Tomorrow, Anzia and I are scheduled to leave for Boston, MA to say goodbye to my Omi (grandma.) A little over a week ago we were informed that she was refusing to eat or take her meds simply because she was done. My mom was sick and couldn’t go immediately and all estimates were that Omi had 2-3 weeks, so my sister and I decided we would wait and go at the same time as my mom.
I have been a complete basket case since booking the ticket, especially after my uncle sent us a picture to prepare us what we were in for . My beautiful, fashion savvy Omi was emaciated and I selfishly didn’t want this to be my lasting impression, especially because the dementia had gotten so bad, that she wouldn’t know me any way.
Sunday we received the call that she had passed. Suddenly, the plan to say goodbye, was taken away and I wasn’t given a choice.
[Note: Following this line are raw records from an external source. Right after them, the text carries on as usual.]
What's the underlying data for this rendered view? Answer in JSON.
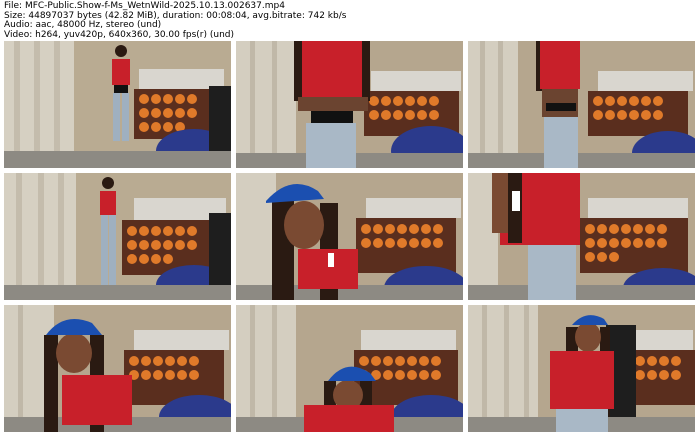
{
  "header": {
    "file_line": "File: MFC-Public.Show-f-Ms_WetnWild-2025.10.13.002637.mp4",
    "size_line": "Size: 44897037 bytes (42.82 MiB), duration: 00:08:04, avg.bitrate: 742 kb/s",
    "audio_line": "Audio: aac, 48000 Hz, stereo (und)",
    "video_line": "Video: h264, yuv420p, 640x360, 30.00 fps(r) (und)"
  },
  "thumbnails": [
    {
      "scene": "full-body-standing"
    },
    {
      "scene": "torso-closeup"
    },
    {
      "scene": "side-turn"
    },
    {
      "scene": "full-body-distant"
    },
    {
      "scene": "cap-closeup-left"
    },
    {
      "scene": "back-turn-closeup"
    },
    {
      "scene": "cap-leaning-left"
    },
    {
      "scene": "cap-low-center"
    },
    {
      "scene": "seated-chair-right"
    }
  ],
  "colors": {
    "jersey_red": "#c8202a",
    "cap_blue": "#1b4fb0",
    "pumpkin_orange": "#e07a2a",
    "wall_beige": "#b8a890",
    "curtain": "#d8d2c4"
  }
}
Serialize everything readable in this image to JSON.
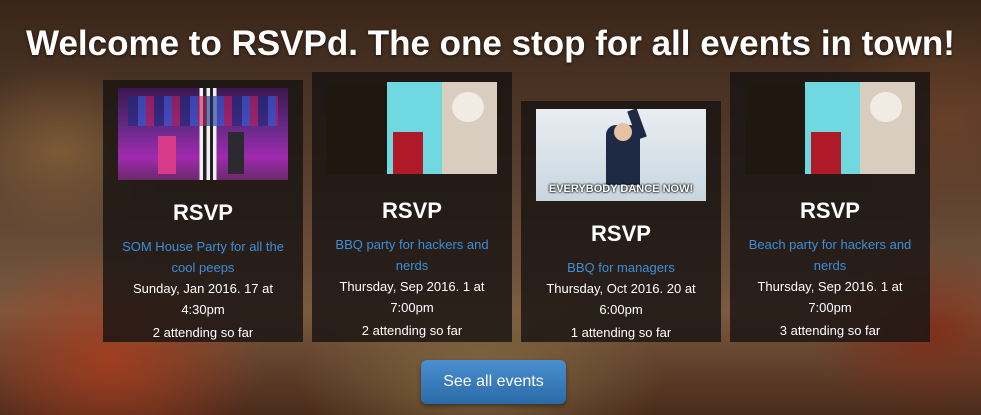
{
  "header": {
    "title": "Welcome to RSVPd. The one stop for all events in town!"
  },
  "events": [
    {
      "heading": "RSVP",
      "name": "SOM House Party for all the cool peeps",
      "when": "Sunday, Jan 2016. 17 at 4:30pm",
      "attending": "2 attending so far"
    },
    {
      "heading": "RSVP",
      "name": "BBQ party for hackers and nerds",
      "when": "Thursday, Sep 2016. 1 at 7:00pm",
      "attending": "2 attending so far"
    },
    {
      "heading": "RSVP",
      "name": "BBQ for managers",
      "when": "Thursday, Oct 2016. 20 at 6:00pm",
      "attending": "1 attending so far",
      "image_caption": "EVERYBODY DANCE NOW!"
    },
    {
      "heading": "RSVP",
      "name": "Beach party for hackers and nerds",
      "when": "Thursday, Sep 2016. 1 at 7:00pm",
      "attending": "3 attending so far"
    }
  ],
  "actions": {
    "see_all_label": "See all events"
  },
  "colors": {
    "link": "#3d8fd6",
    "button": "#337ab7",
    "card_background": "rgba(25,20,18,0.82)"
  }
}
I felt instant guilt for not wanting to see her that way. I would give anything for one more kiss placed gently on her cheek. One more opportunity for my Omi, mom, sister and I to be together. For so long we had been inseparable. I want to take time back so that my mom isn’t angry at herself for not being able to make it sooner. It wasn’t her fault.
When I got the call from my sobbing mom, I knew I needed to be with her. My wonderful hubby dropped everything and within an hour the car was packed up and we were headed to Salem, OR, 225 miles away. I am so fortunate that I had the ability to do this. I am so grateful that I work with such amazing people who were able to cover my shifts at a moments notice.
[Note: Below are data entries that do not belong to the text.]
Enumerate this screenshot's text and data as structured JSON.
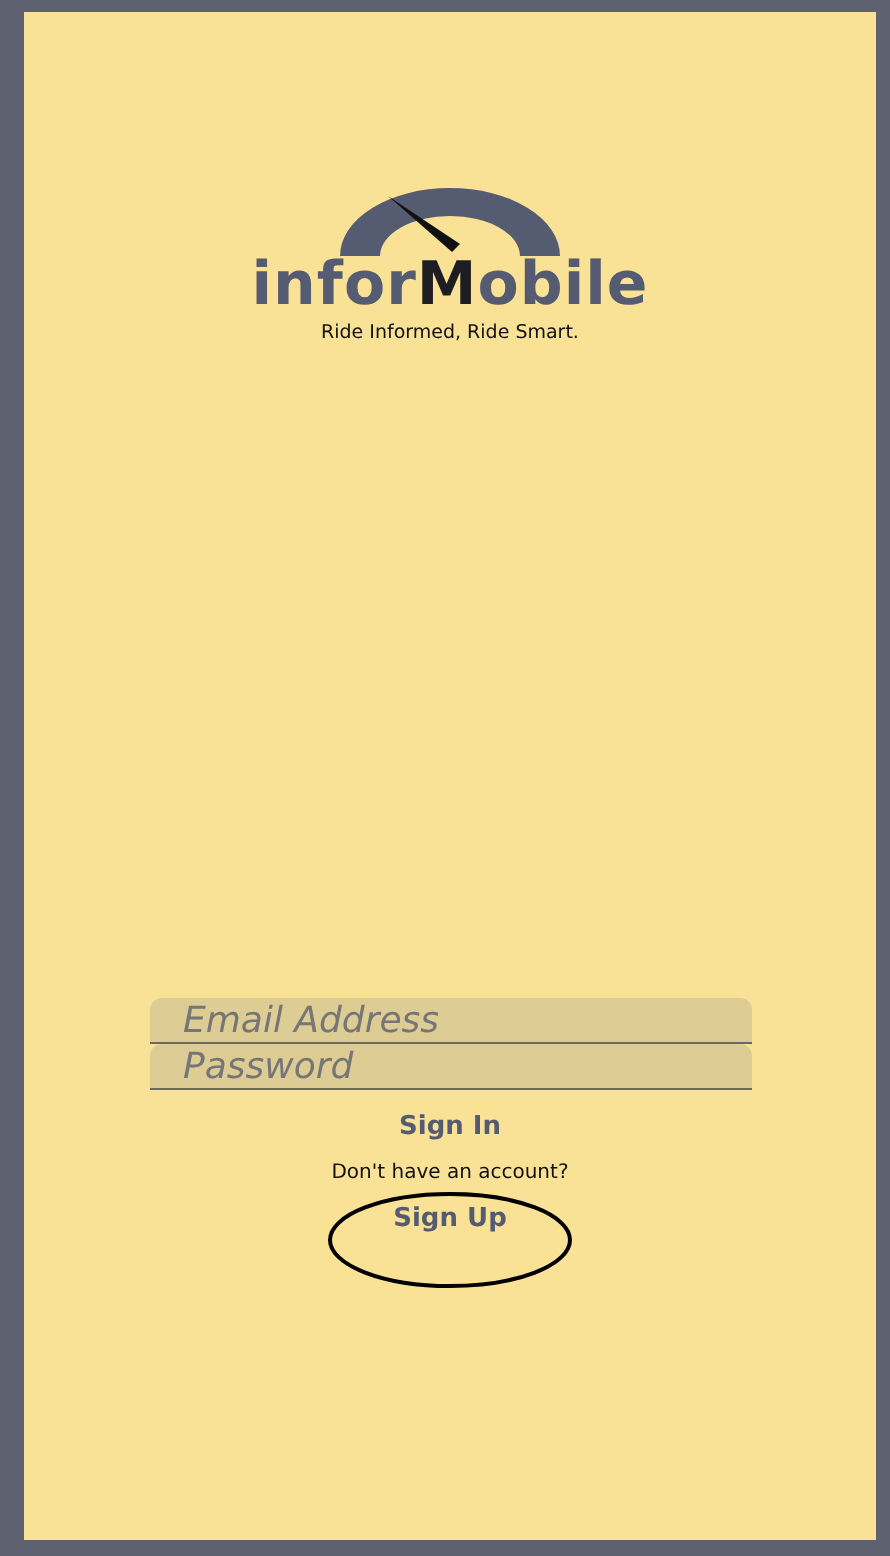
{
  "logo": {
    "wordmark": "infor**M**obile",
    "tagline": "Ride Informed, Ride Smart."
  },
  "form": {
    "email": {
      "placeholder": "Email Address"
    },
    "password": {
      "placeholder": "Password"
    },
    "sign_in": "Sign In",
    "prompt": "Don't have an account?",
    "sign_up": "Sign Up"
  }
}
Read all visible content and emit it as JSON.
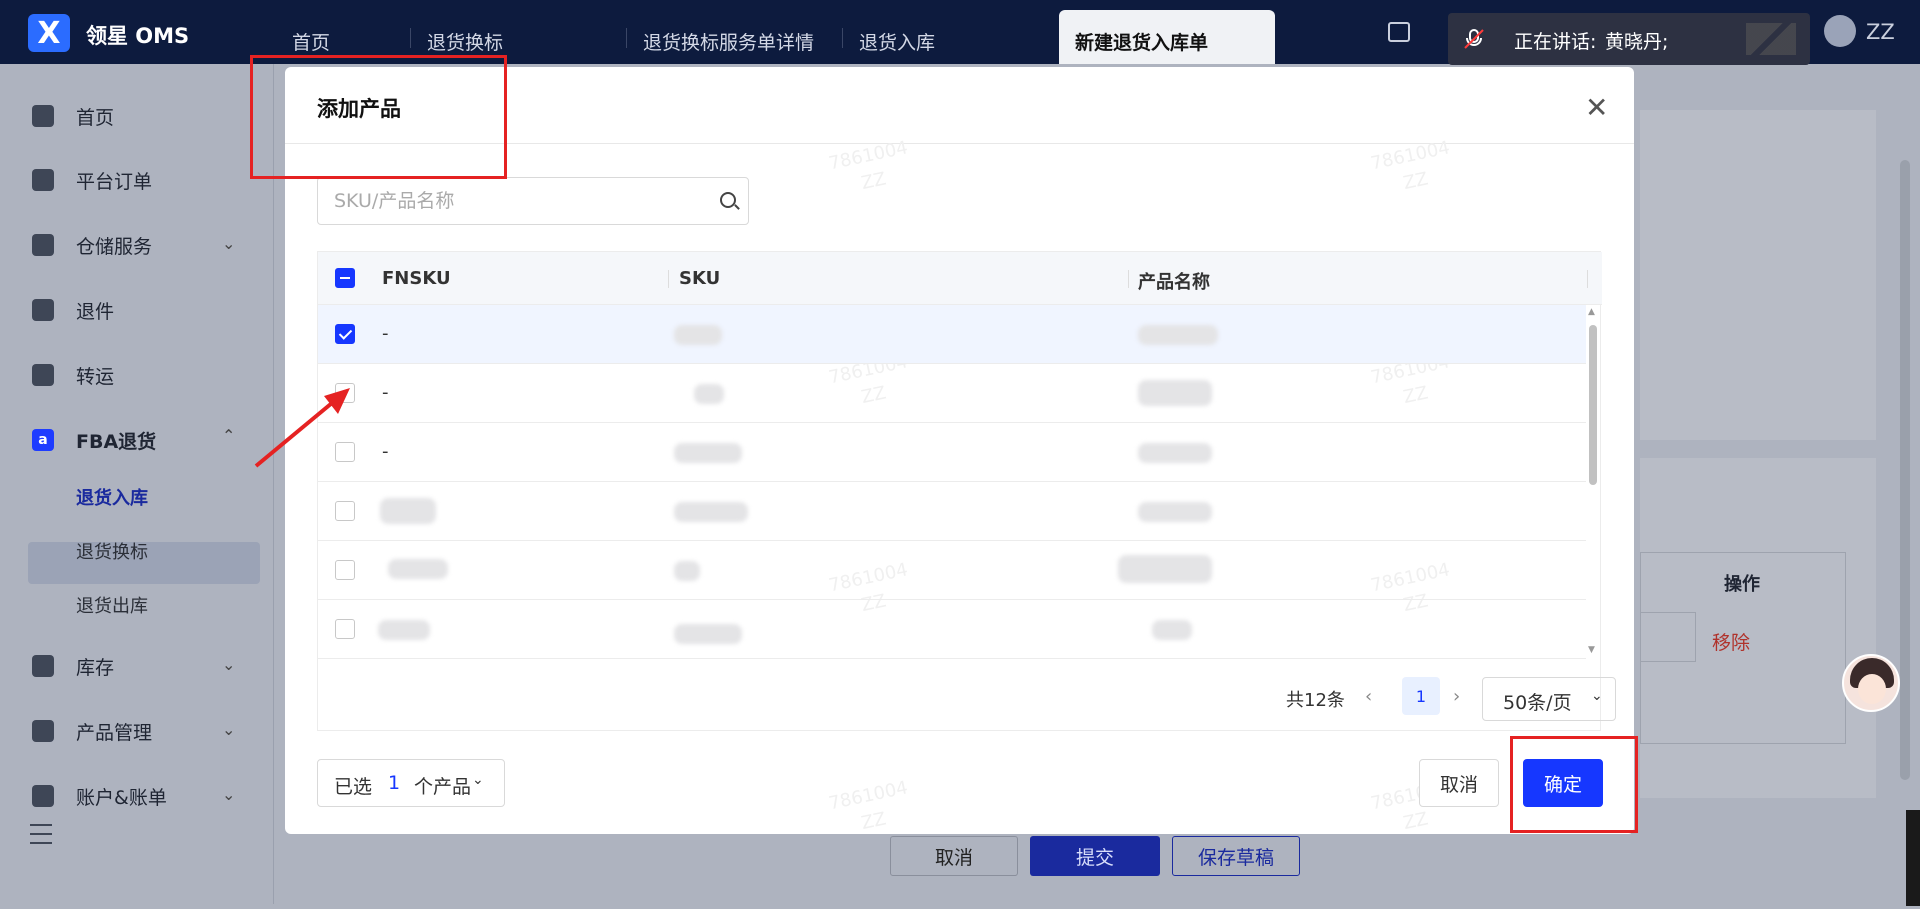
{
  "header": {
    "brand": "领星 OMS",
    "tabs": [
      "首页",
      "退货换标",
      "退货换标服务单详情",
      "退货入库"
    ],
    "active_tab": "新建退货入库单",
    "speaking_label": "正在讲话:",
    "speaking_name": "黄晓丹;",
    "user": "ZZ"
  },
  "sidebar": {
    "items": [
      "首页",
      "平台订单",
      "仓储服务",
      "退件",
      "转运",
      "FBA退货",
      "库存",
      "产品管理",
      "账户&账单"
    ],
    "sub_items": [
      "退货入库",
      "退货换标",
      "退货出库"
    ]
  },
  "background": {
    "table_header": "操作",
    "remove_link": "移除",
    "buttons": {
      "cancel": "取消",
      "submit": "提交",
      "save_draft": "保存草稿"
    }
  },
  "dialog": {
    "title": "添加产品",
    "search_placeholder": "SKU/产品名称",
    "columns": [
      "FNSKU",
      "SKU",
      "产品名称"
    ],
    "rows": [
      {
        "fnsku": "-",
        "checked": true
      },
      {
        "fnsku": "-",
        "checked": false
      },
      {
        "fnsku": "-",
        "checked": false
      },
      {
        "fnsku": "",
        "checked": false
      },
      {
        "fnsku": "",
        "checked": false
      },
      {
        "fnsku": "",
        "checked": false
      }
    ],
    "pagination": {
      "total": "共12条",
      "page": "1",
      "page_size": "50条/页"
    },
    "selected": {
      "prefix": "已选",
      "count": "1",
      "suffix": "个产品"
    },
    "buttons": {
      "cancel": "取消",
      "confirm": "确定"
    },
    "watermark": [
      "7861004",
      "ZZ"
    ]
  },
  "colors": {
    "primary": "#1637ff",
    "header_bg": "#0d1b3e",
    "annotation": "#e52222",
    "danger": "#b0322b"
  }
}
On our drive, Anzia shared one of her profound thoughts and admitted that she was happy that it happened this way. She reminded me that Omi never left the house without looking her best and that she chose to go because she didn’t want us to see her that way. Later that evening she also told me that I should be happy because as soon as Omi died she was born again as a baby and will be able to do life all over again. She added that maybe she would be born in China, because even though she had done a lot of traveling, she never made it to her dream trip, The Great Wall. This thought was especially touching because Anzia has said since she was 3 that she wants to be Buddhist, though she has yet to be taught about reincarnation.
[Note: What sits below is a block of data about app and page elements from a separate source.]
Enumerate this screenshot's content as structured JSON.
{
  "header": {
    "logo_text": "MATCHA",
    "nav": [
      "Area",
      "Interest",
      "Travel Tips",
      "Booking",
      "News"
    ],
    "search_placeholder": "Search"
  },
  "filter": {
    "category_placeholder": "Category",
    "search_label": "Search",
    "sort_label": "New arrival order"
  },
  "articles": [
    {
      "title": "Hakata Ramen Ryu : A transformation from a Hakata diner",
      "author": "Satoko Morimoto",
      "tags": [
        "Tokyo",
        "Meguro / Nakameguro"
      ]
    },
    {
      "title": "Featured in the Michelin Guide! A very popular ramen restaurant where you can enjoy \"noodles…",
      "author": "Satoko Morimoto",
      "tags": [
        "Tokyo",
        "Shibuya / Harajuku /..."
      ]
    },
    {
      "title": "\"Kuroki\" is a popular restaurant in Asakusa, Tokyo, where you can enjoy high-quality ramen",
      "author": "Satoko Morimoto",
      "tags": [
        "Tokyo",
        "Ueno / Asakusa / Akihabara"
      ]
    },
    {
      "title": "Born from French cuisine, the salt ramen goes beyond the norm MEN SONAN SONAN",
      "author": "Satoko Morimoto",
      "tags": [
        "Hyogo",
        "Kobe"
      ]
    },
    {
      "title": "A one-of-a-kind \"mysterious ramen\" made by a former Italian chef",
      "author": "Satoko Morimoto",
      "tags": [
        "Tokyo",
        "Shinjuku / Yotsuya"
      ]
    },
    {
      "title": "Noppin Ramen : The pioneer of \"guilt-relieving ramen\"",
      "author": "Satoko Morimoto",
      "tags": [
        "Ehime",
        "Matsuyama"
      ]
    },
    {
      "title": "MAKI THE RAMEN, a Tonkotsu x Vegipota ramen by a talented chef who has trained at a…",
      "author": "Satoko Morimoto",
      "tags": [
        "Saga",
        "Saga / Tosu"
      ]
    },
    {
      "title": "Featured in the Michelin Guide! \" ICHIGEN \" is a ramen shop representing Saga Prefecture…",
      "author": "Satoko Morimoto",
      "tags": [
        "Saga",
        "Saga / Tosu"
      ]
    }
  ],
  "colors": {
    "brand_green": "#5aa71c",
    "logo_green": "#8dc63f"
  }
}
When I was a kid, Omi lived around the corner from us. Literally, five houses away. She watched us while my parents worked full-time, and for all intents and purposes raised my sister and I. She was such a strong influence in my life. I am so thankful that she was around long enough to meet her great-grandchildren.
Thanks for reading along. Anzia and I will still be leaving for Boston in the morning, but now for a funeral, a different type of goodbye. I will be returning with a locket of her ashes and plan to bring them to The Great Wall someday.
Make sure to hug and kiss those that you love every day because you never know what the universe has planned.
To all the kids that were part of the swap: I haven’t forgotten and will post as soon as possible!